* _What needs to be done_: Among the entries below, please show each line that carries the word "anime".

* _The data_:
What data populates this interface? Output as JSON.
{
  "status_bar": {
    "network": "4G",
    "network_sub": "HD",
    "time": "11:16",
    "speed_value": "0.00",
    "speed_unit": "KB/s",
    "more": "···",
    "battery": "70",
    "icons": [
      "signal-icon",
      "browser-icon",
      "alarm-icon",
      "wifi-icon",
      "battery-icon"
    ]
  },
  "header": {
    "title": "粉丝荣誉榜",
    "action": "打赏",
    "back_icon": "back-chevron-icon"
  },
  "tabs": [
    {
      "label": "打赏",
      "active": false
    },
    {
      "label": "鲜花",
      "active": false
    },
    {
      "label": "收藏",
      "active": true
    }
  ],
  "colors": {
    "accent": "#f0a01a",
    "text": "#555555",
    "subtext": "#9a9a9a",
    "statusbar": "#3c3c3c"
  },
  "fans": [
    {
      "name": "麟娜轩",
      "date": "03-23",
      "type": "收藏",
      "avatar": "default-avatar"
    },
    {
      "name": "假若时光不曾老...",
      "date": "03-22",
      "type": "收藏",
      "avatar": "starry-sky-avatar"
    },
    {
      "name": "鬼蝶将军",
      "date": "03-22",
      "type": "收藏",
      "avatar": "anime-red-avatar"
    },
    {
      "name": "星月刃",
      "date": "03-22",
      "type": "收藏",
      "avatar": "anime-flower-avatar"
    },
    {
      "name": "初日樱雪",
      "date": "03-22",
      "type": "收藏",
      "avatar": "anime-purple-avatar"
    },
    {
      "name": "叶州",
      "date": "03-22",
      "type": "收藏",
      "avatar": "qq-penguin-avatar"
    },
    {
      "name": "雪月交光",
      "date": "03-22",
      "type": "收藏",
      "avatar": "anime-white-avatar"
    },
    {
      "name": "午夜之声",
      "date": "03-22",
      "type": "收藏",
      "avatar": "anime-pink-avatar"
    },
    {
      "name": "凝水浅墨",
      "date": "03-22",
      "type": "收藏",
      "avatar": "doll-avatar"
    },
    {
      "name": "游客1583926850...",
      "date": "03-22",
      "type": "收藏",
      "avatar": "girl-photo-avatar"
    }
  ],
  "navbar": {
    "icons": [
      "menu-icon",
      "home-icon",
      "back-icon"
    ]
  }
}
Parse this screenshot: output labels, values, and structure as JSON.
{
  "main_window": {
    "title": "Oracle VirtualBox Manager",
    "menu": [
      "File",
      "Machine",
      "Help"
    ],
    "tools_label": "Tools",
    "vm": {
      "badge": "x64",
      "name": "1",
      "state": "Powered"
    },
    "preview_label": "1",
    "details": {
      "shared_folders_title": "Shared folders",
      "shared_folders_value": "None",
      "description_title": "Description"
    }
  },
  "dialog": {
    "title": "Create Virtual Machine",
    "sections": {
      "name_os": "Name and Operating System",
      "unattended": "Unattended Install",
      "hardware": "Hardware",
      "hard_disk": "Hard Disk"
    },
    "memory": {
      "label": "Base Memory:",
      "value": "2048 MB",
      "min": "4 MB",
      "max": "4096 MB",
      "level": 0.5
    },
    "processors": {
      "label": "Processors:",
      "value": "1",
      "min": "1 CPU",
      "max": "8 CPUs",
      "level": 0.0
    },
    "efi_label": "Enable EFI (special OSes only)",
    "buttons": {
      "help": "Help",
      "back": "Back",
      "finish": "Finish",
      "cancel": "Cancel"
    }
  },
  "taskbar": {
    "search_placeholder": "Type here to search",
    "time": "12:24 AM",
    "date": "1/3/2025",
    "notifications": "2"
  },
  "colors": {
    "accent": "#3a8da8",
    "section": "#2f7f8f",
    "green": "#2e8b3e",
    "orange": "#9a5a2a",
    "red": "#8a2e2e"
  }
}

* _Written solution_:
      "avatar": "anime-red-avatar"
      "avatar": "anime-flower-avatar"
      "avatar": "anime-purple-avatar"
      "avatar": "anime-white-avatar"
      "avatar": "anime-pink-avatar"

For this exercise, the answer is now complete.